This week marks the beginning of a new era in Internet search. For the first time in modern Internet history, there is a number 2 with sizable market share. This is going to become interesting once Bing and Yahoo! finish integration.
I switched to Google Search many years ago because it was the best - its results were most appropriate, its query language was most predictable, it was fast. In other words, it allowed me to find things easier, faster and with least amount of effort. Search was the first social application on the Web - by clicking on a search result you let search engine know “this is what I was looking for,” which is a form of user participation which allows users to influence (“vote”) selection of content.
I now feel however that Bing search is as good as Google’s. When I end up working on someone else’s machine without Firfox, I end up using IE. And while at first, I always went to google.com explicitly before submitting my search, on a couple of occasions I got lazy and tried Bing (via their upper-righthand corner search textbox). And surprise - results didn’t suck.
While up until now competition was based on quality and technology, now it’s shifting to marketing, distribution, conversions, churn rates, and so on - because quality (I think) is pretty close and no longer is a distinguishing factor (in economics speak, search quality is no longer a competitive advantage). Interestingly, if you read Wikipedia article on Competitive Advantage, you will see that “many forms of competitive advantage cannot be sustained indefinitely” - exactly what happened here.
I also think that this event re-emphasizes increased importance of Google’s relationship with Mozilla (which makes #2 browser) - there is no way IE will default to anything but Bing. This also underscores importance of Google’s investment in Chrome, their own browser platform. If I were Mozilla, I think I could try to extract maybe better terms from Google next time they renegotiate the contract. It’s a win-win for both.
My final observation has nothing to do with search.

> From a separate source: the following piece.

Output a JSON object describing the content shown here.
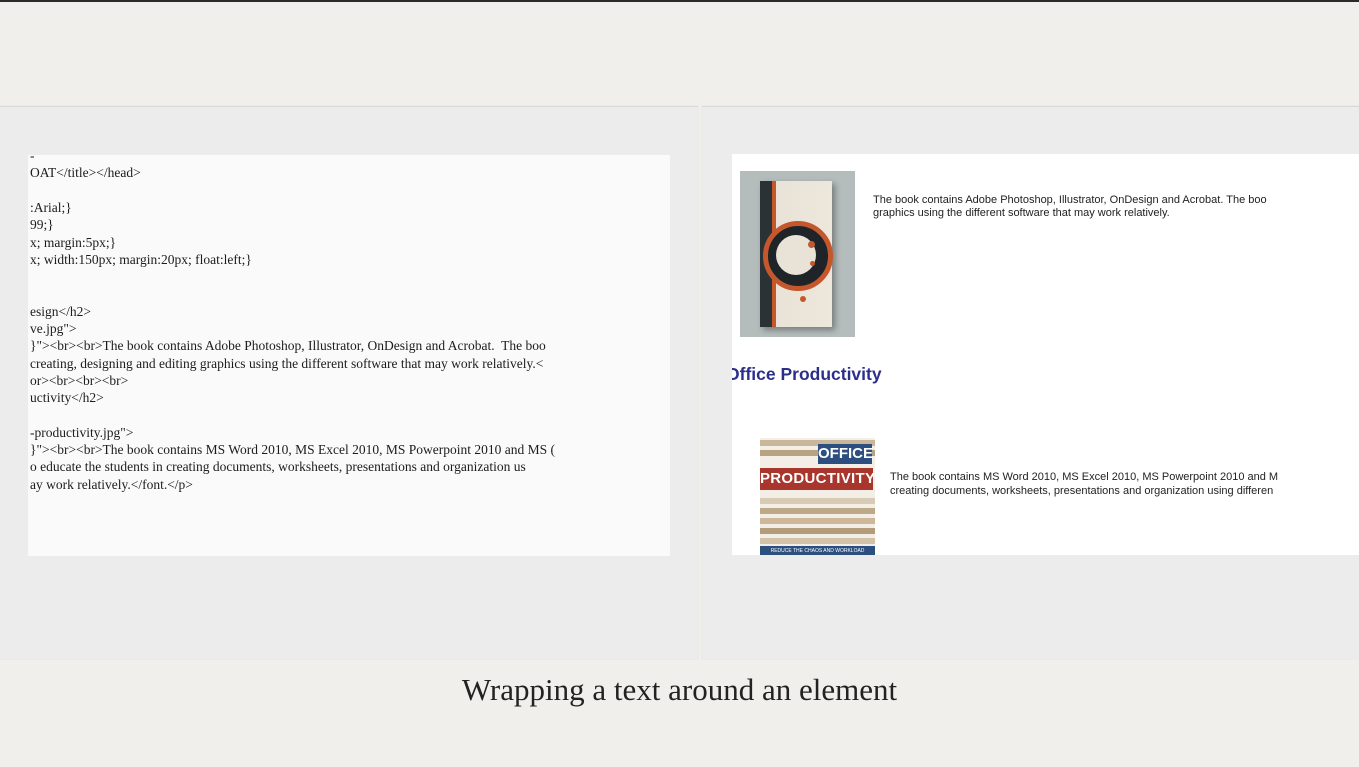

With technological competitive advantage gone, Google vs Bing showdown is now going to be about execution and - most importantly - effectiveness of leveraging network effect. I find it very interesting, because the same type of showdown may occur in other areas. For example, micro blogging. Twitter currently is by far the #1 platform not due to its technological competitive advantage (their technology is complex, their traffic is huge - but it’s not insanely mathematically complex to require PhDs to figure it out). As a result, all potential entrants to the microblogging space face a single huge obstacle - overcoming huge Twitter network effect. I suspect that Bing vs Google will let us observe and study whether and how network effect can be tamed and ultimately reversed.
In other words, I am most interested in seeing whether network effect in social Internet can be sustained indefinitely as a competitive advantage or not.
Up until now, I can’t name a case when a social Internet site which dominated its field got pushed aside and slipped from #1. In all cases up until now, new entrants carve up a niche and end up dominating it, while the original #1 remains overall #1. Or did I miss an example - could you help in the comments below?
It’s about to get very interesting.